possibility of parole in 25 years (10.3%); life in prison without
the possibility of parole for 20 years (5.6%); and 15.5% chose a
term of 20-50 years with no parole possible until 85% of the
sentence time has been served. In other words, over two-thirds of
those surveyed rejected the death penalty as the most appropriate
penalty for aggravated murder.
The world is certainly ahead of the United States and now we
are only one of a minority of nations that use the death penalty.
This country is frowned upon by other civilized nations for even
entertaining the outmoded concept that killing is crime deterrence,
which proves not to be a major factor in major criminal acts. Most
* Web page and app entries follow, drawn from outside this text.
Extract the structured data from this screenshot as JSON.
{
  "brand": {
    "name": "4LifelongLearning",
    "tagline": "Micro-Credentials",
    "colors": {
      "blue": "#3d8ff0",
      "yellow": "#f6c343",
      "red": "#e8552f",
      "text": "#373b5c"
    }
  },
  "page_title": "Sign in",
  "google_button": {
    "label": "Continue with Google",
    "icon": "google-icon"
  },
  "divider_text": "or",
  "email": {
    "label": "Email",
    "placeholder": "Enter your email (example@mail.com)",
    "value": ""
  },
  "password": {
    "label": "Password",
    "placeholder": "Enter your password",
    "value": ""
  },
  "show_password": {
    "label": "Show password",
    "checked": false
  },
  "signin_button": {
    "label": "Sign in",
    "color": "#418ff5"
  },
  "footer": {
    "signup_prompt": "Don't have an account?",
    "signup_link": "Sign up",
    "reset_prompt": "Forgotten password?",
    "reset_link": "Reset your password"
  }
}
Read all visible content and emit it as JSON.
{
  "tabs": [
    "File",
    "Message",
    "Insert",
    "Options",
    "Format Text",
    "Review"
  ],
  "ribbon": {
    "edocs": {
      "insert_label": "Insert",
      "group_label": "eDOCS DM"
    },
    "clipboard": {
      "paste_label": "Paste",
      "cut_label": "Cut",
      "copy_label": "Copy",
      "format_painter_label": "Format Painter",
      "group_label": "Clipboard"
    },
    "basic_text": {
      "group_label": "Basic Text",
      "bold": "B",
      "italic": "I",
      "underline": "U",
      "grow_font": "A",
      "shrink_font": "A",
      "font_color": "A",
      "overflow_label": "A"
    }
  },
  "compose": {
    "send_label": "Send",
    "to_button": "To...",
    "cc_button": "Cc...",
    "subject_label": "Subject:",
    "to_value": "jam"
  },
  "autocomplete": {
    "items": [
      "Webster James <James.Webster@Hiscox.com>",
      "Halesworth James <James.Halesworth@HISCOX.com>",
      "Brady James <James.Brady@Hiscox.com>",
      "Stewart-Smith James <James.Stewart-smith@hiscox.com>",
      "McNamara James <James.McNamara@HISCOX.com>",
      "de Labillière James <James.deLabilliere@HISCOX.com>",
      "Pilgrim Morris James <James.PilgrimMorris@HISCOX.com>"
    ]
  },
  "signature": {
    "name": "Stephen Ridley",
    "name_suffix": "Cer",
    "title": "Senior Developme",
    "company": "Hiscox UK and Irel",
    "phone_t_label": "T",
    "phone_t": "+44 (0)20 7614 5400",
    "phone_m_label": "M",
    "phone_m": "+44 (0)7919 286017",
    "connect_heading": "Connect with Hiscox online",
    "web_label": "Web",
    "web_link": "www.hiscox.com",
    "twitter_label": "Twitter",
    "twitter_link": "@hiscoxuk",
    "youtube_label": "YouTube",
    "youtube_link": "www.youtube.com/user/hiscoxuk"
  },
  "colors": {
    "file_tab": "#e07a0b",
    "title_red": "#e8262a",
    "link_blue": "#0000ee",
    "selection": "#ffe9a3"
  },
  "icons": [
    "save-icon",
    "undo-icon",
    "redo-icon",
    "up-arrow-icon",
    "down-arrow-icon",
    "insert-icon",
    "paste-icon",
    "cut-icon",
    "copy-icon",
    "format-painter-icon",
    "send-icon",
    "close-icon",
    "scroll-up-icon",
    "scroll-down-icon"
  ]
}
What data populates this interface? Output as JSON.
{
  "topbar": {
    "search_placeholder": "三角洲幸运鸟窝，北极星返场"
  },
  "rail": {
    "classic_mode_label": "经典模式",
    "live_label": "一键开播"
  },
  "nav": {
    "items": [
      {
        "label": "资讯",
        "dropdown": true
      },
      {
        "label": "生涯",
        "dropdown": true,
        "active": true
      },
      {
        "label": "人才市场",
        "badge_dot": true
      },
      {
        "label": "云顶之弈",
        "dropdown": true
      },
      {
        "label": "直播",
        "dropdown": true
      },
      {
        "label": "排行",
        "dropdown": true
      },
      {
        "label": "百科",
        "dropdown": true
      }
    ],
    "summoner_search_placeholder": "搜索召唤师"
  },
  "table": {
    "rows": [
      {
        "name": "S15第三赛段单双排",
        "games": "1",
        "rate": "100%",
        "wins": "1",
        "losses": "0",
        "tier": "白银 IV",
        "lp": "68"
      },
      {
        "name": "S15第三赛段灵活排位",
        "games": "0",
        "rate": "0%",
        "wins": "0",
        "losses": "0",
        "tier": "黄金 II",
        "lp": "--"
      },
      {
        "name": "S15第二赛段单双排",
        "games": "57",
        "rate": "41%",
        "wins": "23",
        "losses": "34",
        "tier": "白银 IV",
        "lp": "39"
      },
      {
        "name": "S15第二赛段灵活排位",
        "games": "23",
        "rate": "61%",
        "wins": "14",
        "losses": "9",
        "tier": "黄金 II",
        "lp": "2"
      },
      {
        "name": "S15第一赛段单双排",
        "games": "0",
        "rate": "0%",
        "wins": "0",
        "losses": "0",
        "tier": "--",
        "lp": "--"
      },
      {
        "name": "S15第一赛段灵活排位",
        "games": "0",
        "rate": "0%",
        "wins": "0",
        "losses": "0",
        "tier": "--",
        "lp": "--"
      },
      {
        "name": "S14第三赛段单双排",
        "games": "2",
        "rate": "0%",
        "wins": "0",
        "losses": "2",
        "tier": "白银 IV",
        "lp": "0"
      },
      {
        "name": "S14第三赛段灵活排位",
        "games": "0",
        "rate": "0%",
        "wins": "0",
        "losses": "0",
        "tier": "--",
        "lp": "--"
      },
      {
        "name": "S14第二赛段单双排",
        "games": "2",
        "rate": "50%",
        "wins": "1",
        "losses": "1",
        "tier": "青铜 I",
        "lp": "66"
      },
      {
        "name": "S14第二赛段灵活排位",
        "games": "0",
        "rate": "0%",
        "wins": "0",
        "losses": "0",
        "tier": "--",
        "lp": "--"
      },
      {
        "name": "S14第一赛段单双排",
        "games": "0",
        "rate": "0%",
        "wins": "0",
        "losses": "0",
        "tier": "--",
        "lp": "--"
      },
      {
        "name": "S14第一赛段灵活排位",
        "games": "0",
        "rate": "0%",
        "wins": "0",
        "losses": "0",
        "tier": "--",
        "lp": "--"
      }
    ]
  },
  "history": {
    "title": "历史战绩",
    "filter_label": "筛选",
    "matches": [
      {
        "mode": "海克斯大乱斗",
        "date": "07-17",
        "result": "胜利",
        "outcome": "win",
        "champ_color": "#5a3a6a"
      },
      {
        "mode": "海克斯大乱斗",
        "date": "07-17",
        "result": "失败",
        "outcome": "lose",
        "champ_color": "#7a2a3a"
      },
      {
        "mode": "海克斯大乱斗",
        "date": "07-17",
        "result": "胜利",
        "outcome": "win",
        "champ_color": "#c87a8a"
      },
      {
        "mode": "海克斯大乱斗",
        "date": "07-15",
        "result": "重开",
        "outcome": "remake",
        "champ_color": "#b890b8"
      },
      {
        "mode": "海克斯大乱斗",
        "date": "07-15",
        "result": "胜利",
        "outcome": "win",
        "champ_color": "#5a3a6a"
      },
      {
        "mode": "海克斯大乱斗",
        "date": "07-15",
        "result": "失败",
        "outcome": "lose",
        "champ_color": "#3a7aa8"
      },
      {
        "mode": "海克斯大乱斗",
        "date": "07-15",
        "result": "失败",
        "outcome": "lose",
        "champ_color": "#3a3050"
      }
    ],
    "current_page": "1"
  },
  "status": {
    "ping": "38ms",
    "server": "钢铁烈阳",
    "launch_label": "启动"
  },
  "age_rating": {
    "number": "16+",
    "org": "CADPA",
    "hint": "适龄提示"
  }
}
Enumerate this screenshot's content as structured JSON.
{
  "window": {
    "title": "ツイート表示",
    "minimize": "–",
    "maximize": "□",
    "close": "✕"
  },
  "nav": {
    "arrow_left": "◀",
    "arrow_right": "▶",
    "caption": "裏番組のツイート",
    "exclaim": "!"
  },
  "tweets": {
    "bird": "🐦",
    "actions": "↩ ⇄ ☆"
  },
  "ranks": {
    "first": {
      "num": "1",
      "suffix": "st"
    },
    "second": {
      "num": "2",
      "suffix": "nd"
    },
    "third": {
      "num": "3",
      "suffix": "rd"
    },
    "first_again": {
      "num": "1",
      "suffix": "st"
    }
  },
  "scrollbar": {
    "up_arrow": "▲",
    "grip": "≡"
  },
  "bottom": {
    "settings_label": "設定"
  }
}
would say that the loose prison systems in earlier ages may have
encouraged inflicting the death penalty, instead of allowing the
strong possibility of the villain's escape. But that is hardly the
greatest worry today.
Our nation is even ahead of Kentucky in such more positive
attitudes; the various nationwide and local organizations dedicated
to abolishing the death penalty are certainly getting their message
to the public. Please discover those working on such issues in
your respective state and consider them the organizations that we
highlight this month. Kentucky's Coalition to Abolish the Death
Penalty says that "with not a shred of evidence to suggest that
use of the death penalty serves any significant advantage over life
without parole, a civil society must act to rid itself of the death
Contact: KCADP P.O. 3092 Louisville, KY 40201-3092